Andersen PL, et al. (2008) Eukaryotic DNA damage tolerance and translesion synthesis through covalent modifications of PCNA. Cell Res 18(1):162-73
Abstract: In addition to well-defined DNA repair pathways, all living organisms have evolved mechanisms to avoid cell death caused by replication fork collapse at a site where replication is blocked due to disruptive covalent modifications of DNA. The term DNA damage tolerance (DDT) has been employed loosely to include a collection of mechanisms by which cells survive replication-blocking lesions with or without associated genomic instability. Recent genetic analyses indicate that DDT in eukaryotes, from yeast to human, consists of two parallel pathways with one being error-free and another highly mutagenic. Interestingly, in budding yeast, these two pathways are mediated by sequential modifications of the proliferating cell nuclear antigen (PCNA) by two ubiquitination complexes Rad6-Rad18 and Mms2-Ubc13-Rad5. Damage-induced monoubiquitination of PCNA by Rad6-Rad18 promotes translesion synthesis (TLS) with increased mutagenesis, while subsequent polyubiquitination of PCNA at the same K164 residue by Mms2-Ubc13-Rad5 promotes error-free lesion bypass. Data obtained from recent studies suggest that the above mechanisms are conserved in higher eukaryotes. In particular, mammals contain multiple specialized TLS polymerases. Defects in one of the TLS polymerases have been linked to genomic instability and cancer.Cell Research advance online publication 24 December 2007; doi: 10.1038/cr.2007.114.
|Status: Published||Type: Journal Article||PubMed ID: 18157158|
Topics addressed in this paper
Number of different genes curated to this paper: 10
- To find other papers on a gene and topic, click on the colored ball in the appropriate box.
- displays other papers with information about that topic for that gene.
- displays other papers in SGD that are associated with that topic.

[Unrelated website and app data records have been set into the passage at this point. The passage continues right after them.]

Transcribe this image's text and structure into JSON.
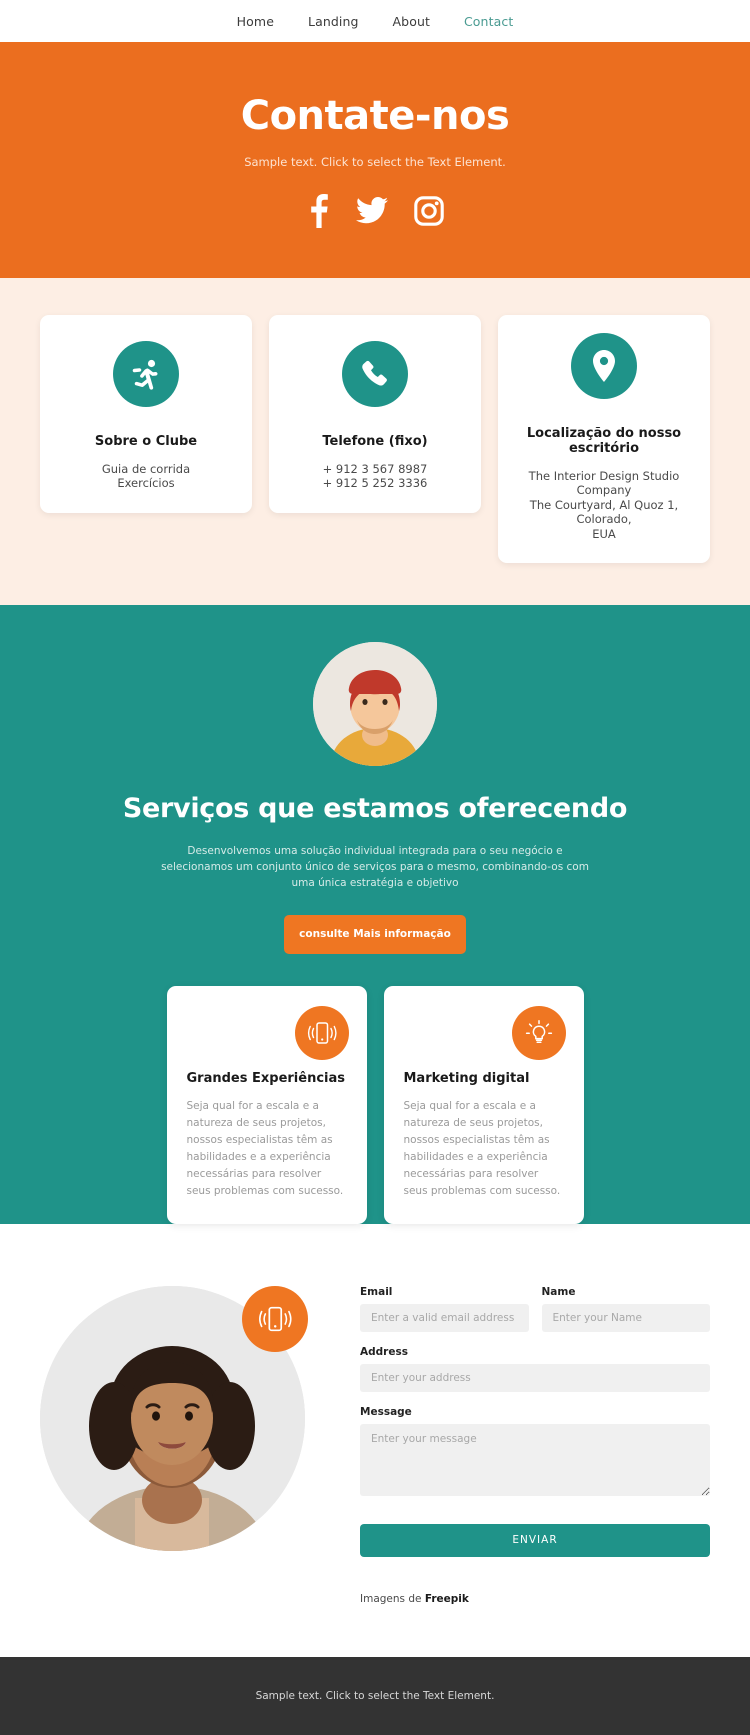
{
  "nav": {
    "items": [
      {
        "label": "Home",
        "active": false
      },
      {
        "label": "Landing",
        "active": false
      },
      {
        "label": "About",
        "active": false
      },
      {
        "label": "Contact",
        "active": true
      }
    ]
  },
  "hero": {
    "title": "Contate-nos",
    "subtitle": "Sample text. Click to select the Text Element.",
    "background": "#eb6e1f",
    "social": [
      {
        "name": "facebook-icon"
      },
      {
        "name": "twitter-icon"
      },
      {
        "name": "instagram-icon"
      }
    ]
  },
  "info_cards": {
    "background": "#fdeee4",
    "icon_color": "#1f9389",
    "items": [
      {
        "icon": "running-icon",
        "title": "Sobre o Clube",
        "lines": [
          "Guia de corrida",
          "Exercícios"
        ]
      },
      {
        "icon": "phone-icon",
        "title": "Telefone (fixo)",
        "lines": [
          "+ 912 3 567 8987",
          "+ 912 5 252 3336"
        ]
      },
      {
        "icon": "location-pin-icon",
        "title": "Localização do nosso escritório",
        "lines": [
          "The Interior Design Studio Company",
          "The Courtyard, Al Quoz 1, Colorado,",
          "EUA"
        ]
      }
    ]
  },
  "services": {
    "background": "#1f9389",
    "title": "Serviços que estamos oferecendo",
    "subtitle": "Desenvolvemos uma solução individual integrada para o seu negócio e selecionamos um conjunto único de serviços para o mesmo, combinando-os com uma única estratégia e objetivo",
    "cta_label": "consulte Mais informação",
    "cta_color": "#ef7622",
    "features": [
      {
        "icon": "mobile-vibrate-icon",
        "title": "Grandes Experiências",
        "body": "Seja qual for a escala e a natureza de seus projetos, nossos especialistas têm as habilidades e a experiência necessárias para resolver seus problemas com sucesso."
      },
      {
        "icon": "lightbulb-icon",
        "title": "Marketing digital",
        "body": "Seja qual for a escala e a natureza de seus projetos, nossos especialistas têm as habilidades e a experiência necessárias para resolver seus problemas com sucesso."
      }
    ]
  },
  "contact": {
    "badge_icon": "mobile-vibrate-icon",
    "fields": {
      "email": {
        "label": "Email",
        "placeholder": "Enter a valid email address",
        "value": ""
      },
      "name": {
        "label": "Name",
        "placeholder": "Enter your Name",
        "value": ""
      },
      "address": {
        "label": "Address",
        "placeholder": "Enter your address",
        "value": ""
      },
      "message": {
        "label": "Message",
        "placeholder": "Enter your message",
        "value": ""
      }
    },
    "submit_label": "ENVIAR",
    "submit_color": "#1f9389",
    "credit_prefix": "Imagens de ",
    "credit_source": "Freepik"
  },
  "footer": {
    "text": "Sample text. Click to select the Text Element.",
    "background": "#333333"
  }
}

The topic is addressed in these papers but does not describe a specific gene or chromosomal feature.
- To go to the Locus page for a gene, click on the gene name.